Residential treatment facilities need to be considered an important part of the continuum of care for patients with substance use disorders, along with acute care hospitals and outpatient treatment, said Yngvild Olsen, MD, MPH, medical director of REACH Health Services, a substance use recovery program in Baltimore, in her testimony to the commission.
Olsen said examples of typical patients who might benefit from residential care include:
- An adult with polysubstance use disorders, including alcohol and/or benzodiazepines
- A patient with no acute medical issues needing acute hospital care
- Someone who is not actively suicidal or homicidal but who may have had passive thoughts of suicide in the past
- Someone who is motivated at the moment for treatment
- A patient with unstable housing and high relapse potential
In addition to the types of patients above, adolescents and pregnant women have a lower threshold for receiving residential care because of their special needs, she added.
Virginia was one of the states that used an 1115 waiver to avoid the IMD exclusion, explained Matthew Keats, MD, behavioral health medical director at the Virginia Department of Medical Assistance Services, in Richmond. Virginia’s waiver allows for federal matching funds to go toward treatment in an IMD, as along as the state and its Medicaid health plans use criteria developed by the American Society for Addiction Medicine to determine who gets which substance use disorder treatments.
The waiver was part of a new Medicaid substance use benefit program — known as Addiction Recovery and Treatment Services (ARTS) that the state started last July, Keats said. “Up to this point, we had very inadequate substance abuse coverage for members — no inpatient detox [services], a residential treatment program that was limited to pregnant women, and rates that were utterly inadequate — they didn’t even cover the cost of intensive outpatient treatment or residential treatment, so this was really a sea change,” he said. The state also raised its payment rates for substance use disorder treatment providers, “in some cases higher than commercial rates.”
Virginia saw a huge increase in the number of residential treatment providers as a result of the new program — it went from zero to 78, Keats said, adding that the use of substance use disorder services rose by 40%. In addition, opioid use disorder-related visits to emergency departments dropped 39% in the program’s first 5 months, he said.

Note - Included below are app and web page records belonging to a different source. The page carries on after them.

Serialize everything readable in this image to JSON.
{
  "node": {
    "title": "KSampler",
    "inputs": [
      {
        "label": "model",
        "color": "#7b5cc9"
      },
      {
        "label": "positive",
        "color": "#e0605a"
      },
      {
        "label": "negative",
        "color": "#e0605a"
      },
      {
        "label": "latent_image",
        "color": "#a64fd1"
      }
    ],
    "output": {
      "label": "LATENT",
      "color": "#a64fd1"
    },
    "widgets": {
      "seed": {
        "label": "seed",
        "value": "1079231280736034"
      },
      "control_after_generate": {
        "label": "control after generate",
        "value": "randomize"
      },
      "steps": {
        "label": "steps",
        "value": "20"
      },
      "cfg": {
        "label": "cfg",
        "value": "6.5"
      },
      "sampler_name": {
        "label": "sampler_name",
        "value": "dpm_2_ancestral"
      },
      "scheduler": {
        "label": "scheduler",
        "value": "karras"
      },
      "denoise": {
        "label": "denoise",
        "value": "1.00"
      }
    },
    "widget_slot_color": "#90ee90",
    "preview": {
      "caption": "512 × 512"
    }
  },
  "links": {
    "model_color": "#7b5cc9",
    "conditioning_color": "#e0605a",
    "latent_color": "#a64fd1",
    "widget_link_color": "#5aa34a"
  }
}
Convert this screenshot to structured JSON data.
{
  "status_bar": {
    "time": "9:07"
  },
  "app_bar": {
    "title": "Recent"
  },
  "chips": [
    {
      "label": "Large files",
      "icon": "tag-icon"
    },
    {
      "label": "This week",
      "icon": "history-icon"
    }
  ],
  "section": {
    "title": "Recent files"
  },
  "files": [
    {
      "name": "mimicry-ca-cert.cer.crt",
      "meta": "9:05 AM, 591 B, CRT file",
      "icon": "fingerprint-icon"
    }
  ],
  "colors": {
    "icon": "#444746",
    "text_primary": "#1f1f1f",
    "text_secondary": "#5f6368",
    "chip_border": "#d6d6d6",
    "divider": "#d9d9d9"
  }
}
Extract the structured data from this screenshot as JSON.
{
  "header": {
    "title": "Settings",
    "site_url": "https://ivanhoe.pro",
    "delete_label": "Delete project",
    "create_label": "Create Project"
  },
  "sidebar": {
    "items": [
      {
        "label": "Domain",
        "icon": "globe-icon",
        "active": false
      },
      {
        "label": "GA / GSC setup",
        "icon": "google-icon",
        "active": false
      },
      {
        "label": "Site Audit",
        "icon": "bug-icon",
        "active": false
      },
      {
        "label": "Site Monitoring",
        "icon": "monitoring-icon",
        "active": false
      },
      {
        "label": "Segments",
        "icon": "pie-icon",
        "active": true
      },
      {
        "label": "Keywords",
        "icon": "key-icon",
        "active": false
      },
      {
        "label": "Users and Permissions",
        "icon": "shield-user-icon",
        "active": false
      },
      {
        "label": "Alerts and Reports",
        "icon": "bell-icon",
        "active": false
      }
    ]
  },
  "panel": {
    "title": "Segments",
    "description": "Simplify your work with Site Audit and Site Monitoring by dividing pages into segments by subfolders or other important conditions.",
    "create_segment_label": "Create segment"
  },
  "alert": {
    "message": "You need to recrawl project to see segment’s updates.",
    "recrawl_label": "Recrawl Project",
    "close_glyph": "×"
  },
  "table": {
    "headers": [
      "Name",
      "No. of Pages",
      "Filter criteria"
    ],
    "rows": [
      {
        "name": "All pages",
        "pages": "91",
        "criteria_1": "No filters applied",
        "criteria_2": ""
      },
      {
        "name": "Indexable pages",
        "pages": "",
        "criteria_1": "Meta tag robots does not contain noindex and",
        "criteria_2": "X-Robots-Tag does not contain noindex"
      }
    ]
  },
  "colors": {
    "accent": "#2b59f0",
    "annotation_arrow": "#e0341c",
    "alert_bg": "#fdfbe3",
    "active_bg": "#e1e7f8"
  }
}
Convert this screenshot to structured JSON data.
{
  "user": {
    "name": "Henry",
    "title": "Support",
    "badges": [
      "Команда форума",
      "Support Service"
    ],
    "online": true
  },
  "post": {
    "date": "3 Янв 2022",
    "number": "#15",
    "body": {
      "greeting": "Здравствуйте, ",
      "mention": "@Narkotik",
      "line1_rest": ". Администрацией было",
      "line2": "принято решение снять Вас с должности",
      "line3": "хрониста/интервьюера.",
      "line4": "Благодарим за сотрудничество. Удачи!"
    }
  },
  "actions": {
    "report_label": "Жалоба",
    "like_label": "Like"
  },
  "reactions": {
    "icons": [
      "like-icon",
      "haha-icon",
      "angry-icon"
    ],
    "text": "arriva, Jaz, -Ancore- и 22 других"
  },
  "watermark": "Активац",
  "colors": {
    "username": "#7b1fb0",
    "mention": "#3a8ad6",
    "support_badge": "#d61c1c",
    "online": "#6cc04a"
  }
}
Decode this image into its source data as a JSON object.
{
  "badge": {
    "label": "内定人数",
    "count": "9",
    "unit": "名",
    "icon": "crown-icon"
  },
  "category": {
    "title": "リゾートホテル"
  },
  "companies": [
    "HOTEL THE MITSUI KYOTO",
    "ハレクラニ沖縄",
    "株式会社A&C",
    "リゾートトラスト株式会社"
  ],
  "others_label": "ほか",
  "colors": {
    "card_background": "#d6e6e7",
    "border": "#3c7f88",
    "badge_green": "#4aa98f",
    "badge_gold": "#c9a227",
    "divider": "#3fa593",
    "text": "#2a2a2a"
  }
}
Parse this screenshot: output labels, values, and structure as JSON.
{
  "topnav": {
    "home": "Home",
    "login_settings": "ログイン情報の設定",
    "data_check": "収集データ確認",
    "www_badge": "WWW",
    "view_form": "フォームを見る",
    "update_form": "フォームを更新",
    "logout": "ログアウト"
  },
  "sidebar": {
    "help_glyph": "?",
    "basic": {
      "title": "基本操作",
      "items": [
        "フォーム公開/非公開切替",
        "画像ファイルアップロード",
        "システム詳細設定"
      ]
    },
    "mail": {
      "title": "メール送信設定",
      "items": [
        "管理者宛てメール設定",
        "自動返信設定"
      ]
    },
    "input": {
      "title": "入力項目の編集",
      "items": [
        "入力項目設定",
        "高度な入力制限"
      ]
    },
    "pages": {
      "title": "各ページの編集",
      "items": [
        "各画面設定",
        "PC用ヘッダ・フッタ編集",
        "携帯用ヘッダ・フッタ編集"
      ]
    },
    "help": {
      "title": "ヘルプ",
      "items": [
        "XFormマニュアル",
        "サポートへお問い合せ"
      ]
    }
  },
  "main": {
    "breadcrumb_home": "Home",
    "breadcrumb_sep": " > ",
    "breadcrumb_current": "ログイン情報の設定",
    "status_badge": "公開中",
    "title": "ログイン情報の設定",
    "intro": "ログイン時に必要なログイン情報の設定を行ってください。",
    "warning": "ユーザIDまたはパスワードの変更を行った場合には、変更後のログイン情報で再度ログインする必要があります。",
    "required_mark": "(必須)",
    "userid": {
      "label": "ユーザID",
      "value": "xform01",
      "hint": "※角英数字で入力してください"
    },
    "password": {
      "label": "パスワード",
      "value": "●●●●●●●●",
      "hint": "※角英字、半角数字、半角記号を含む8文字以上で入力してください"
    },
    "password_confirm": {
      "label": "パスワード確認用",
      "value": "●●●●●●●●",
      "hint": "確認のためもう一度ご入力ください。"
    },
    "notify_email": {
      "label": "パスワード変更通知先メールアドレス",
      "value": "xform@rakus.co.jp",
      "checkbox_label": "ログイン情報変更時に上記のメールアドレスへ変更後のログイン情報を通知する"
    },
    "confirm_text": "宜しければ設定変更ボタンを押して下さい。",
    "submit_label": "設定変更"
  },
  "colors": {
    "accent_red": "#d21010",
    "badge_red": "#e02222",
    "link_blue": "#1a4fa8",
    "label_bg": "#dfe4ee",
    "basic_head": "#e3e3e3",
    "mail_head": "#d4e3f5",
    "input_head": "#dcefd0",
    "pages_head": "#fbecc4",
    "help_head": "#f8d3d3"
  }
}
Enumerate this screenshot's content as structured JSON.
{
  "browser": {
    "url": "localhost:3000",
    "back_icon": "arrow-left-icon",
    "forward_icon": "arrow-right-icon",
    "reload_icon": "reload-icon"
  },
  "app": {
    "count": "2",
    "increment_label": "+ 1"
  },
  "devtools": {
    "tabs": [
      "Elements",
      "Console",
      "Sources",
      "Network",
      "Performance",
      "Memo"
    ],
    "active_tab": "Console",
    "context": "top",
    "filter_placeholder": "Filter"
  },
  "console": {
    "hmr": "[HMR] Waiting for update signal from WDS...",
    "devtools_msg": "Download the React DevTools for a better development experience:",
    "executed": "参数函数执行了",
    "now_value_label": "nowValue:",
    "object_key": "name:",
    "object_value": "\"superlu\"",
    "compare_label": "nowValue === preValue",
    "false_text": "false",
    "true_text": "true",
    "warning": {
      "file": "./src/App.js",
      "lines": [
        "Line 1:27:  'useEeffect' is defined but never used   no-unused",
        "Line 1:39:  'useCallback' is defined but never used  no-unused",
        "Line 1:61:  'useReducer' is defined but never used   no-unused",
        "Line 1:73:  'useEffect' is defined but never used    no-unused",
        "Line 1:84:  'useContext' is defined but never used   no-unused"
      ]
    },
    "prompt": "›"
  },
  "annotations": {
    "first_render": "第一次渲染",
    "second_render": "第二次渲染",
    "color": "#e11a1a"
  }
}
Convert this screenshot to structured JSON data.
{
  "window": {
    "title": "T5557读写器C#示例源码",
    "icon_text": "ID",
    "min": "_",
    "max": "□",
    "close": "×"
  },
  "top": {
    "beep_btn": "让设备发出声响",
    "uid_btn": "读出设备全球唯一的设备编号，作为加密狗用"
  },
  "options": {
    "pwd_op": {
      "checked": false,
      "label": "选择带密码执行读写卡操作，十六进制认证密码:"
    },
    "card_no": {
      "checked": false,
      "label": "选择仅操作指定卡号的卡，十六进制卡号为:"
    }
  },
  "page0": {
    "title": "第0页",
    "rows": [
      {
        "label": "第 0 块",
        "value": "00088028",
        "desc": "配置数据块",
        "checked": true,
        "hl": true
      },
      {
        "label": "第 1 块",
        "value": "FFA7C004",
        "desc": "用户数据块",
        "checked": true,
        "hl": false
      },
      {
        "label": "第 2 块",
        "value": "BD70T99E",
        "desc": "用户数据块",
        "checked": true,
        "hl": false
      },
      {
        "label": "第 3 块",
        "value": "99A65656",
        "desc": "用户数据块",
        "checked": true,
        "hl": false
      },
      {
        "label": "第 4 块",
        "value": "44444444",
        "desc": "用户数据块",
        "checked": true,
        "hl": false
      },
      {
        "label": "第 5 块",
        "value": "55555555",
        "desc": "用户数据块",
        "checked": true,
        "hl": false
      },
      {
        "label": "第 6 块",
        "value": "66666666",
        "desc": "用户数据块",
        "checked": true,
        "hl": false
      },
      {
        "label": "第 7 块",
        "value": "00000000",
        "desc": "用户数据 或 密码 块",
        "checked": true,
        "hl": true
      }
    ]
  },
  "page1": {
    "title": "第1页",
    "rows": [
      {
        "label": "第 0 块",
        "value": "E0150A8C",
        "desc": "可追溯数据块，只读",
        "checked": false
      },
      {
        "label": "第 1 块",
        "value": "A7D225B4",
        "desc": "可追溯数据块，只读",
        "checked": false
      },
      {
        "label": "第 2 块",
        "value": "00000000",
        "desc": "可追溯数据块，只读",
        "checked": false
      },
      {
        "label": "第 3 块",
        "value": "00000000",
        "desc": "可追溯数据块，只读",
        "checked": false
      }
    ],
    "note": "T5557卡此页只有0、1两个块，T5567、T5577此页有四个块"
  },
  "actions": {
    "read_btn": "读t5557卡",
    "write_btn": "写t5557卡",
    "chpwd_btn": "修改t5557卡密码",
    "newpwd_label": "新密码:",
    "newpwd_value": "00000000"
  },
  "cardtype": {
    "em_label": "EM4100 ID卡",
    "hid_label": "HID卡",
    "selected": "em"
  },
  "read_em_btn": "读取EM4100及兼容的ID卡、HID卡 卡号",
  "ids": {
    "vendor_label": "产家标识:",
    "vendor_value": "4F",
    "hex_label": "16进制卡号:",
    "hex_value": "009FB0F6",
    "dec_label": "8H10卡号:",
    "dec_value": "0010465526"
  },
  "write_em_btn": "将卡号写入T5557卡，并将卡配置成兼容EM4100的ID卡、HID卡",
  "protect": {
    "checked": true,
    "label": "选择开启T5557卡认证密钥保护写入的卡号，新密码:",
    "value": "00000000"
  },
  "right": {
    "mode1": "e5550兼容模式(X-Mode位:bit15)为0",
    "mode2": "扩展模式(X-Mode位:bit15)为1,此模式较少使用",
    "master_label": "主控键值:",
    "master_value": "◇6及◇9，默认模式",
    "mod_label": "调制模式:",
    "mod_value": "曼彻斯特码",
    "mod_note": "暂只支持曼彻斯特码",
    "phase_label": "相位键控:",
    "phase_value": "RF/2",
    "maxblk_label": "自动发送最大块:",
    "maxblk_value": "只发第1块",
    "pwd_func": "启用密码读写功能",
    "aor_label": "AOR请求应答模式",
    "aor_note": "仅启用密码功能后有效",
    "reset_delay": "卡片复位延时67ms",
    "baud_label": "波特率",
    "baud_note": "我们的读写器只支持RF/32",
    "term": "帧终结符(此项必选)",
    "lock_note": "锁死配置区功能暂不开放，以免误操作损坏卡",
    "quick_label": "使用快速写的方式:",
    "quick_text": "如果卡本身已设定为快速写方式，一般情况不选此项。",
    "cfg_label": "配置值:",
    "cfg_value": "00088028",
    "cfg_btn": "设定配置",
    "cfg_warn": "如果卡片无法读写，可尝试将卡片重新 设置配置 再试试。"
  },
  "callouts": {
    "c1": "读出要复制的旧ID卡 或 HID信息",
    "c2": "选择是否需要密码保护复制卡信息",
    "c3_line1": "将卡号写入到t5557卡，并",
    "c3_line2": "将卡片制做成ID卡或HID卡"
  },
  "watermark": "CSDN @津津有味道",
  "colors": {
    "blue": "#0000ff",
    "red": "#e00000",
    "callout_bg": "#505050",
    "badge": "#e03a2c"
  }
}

The issue of changing the IMD rules raises other questions, said MACPAC chair Penny Thompson, MPA, a healthcare consultant in Ellicott City, Md. “If someone goes into residential treatment without a plan for maintaining treatment when they come out, or there is a question about what kind of treatment is actually being delivered in that residential setting … there is a need for additional guidelines” to be developed to address these issues, she said. “In the meantime, we have [an opioid addiction] crisis.”
Commissioner Martha Carter, CEO of FamilyCare Health Centers, a community health center in Scott Depot, W.Va., noted that health centers are also a major part of the continuum of care in many communities for these patients; federal funding for the health centers ran out in September and has not been renewed. “I have to assume they are going to get funded, but it makes business and hiring decisions very difficult,” she said.
Although residential treatment can be helpful, a note of caution would be good, said commissioner Charles Milligan, JD, MPH, CEO of UnitedHealthcare Community Plan of New Mexico, a Medicaid managed care plan. “There is sometimes a tendency to overbuild brick and mortar, and I think going to the highest level of care [should be done] most prudently and cautiously” so it doesn’t displace community health centers.